DATA EXTRACT:
++++++++++

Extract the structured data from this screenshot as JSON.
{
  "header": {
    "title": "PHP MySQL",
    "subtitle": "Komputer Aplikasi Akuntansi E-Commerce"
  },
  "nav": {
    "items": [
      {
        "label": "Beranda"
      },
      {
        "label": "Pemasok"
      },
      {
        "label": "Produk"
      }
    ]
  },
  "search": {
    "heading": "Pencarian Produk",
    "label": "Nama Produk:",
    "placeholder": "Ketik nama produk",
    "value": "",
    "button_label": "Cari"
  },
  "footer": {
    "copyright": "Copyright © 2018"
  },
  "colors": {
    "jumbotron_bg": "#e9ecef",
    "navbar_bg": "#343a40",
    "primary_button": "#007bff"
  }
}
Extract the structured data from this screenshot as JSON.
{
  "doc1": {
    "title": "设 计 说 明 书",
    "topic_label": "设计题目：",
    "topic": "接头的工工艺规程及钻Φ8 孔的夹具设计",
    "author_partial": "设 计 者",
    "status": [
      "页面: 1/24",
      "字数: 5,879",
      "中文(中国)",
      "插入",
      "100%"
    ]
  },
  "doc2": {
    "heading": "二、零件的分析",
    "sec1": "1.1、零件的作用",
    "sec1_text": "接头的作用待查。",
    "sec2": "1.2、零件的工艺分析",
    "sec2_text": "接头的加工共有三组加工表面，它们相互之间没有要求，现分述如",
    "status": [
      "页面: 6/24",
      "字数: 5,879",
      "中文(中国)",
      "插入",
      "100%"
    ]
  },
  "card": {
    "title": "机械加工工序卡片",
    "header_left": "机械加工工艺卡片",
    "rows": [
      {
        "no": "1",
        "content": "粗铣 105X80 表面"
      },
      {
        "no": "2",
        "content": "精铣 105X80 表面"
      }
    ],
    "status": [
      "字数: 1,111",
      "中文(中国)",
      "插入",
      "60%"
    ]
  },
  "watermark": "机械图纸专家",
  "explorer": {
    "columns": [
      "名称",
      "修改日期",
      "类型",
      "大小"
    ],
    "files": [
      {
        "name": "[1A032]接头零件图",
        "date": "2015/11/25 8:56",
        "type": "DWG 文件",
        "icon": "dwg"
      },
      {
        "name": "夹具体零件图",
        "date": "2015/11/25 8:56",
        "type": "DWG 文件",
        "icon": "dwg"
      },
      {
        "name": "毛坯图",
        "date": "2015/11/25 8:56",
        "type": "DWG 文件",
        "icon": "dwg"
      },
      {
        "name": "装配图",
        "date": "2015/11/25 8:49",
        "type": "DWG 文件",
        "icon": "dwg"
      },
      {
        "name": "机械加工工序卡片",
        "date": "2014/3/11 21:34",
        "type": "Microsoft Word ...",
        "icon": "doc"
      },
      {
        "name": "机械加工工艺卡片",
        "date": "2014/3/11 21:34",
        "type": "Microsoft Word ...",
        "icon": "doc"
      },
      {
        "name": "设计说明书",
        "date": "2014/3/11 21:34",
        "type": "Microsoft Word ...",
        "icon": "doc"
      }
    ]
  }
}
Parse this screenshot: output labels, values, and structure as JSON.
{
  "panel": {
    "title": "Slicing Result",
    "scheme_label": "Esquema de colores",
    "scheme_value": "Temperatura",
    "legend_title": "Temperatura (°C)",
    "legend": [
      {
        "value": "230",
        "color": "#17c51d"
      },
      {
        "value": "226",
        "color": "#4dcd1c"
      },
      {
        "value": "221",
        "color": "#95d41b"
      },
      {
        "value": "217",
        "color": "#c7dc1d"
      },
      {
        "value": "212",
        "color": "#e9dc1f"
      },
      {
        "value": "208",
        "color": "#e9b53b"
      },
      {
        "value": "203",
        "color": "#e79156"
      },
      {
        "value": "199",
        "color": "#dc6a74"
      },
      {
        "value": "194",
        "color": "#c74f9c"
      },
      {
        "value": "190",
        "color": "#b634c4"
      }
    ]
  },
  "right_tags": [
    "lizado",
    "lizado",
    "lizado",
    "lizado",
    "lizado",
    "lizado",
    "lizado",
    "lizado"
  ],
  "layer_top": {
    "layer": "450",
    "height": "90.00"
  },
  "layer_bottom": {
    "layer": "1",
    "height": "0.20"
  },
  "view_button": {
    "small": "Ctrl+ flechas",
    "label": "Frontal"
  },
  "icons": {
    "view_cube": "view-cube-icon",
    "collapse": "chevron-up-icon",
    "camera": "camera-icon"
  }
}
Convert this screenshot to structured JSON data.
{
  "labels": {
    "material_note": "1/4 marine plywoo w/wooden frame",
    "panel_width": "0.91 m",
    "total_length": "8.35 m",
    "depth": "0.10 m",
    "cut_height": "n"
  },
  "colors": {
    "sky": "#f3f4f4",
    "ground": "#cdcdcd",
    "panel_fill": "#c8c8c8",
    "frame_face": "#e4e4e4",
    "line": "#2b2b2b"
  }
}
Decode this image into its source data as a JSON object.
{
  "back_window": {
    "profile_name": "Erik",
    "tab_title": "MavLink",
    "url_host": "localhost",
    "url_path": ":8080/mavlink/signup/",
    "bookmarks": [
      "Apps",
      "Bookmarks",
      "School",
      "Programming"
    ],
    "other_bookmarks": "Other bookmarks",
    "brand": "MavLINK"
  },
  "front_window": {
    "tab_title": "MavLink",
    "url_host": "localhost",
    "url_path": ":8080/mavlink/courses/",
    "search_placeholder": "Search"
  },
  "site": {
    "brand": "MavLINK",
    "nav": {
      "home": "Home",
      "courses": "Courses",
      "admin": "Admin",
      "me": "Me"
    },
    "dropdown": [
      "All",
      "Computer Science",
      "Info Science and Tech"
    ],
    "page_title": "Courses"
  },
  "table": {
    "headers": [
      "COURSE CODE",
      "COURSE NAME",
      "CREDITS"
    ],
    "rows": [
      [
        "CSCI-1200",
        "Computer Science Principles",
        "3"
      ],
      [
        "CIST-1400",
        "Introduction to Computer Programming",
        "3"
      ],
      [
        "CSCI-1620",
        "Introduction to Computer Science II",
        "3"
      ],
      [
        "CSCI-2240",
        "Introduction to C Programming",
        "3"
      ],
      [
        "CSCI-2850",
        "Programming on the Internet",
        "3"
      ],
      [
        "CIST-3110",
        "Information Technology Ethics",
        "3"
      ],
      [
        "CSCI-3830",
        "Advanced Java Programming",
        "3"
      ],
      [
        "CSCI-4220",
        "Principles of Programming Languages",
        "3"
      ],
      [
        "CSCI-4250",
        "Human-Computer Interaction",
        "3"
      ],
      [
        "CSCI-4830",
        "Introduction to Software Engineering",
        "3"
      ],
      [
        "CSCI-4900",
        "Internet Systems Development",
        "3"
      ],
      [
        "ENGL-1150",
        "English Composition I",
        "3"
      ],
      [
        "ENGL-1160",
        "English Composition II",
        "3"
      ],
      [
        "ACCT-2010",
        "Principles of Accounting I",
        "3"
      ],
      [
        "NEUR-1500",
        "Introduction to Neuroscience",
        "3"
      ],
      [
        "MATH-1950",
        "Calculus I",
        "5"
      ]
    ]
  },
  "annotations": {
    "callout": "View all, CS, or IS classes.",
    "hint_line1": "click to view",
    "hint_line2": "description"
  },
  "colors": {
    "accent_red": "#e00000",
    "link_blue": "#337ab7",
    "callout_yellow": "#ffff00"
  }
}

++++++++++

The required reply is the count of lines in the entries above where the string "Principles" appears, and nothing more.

ANSWER TO THE EXERCISE:
3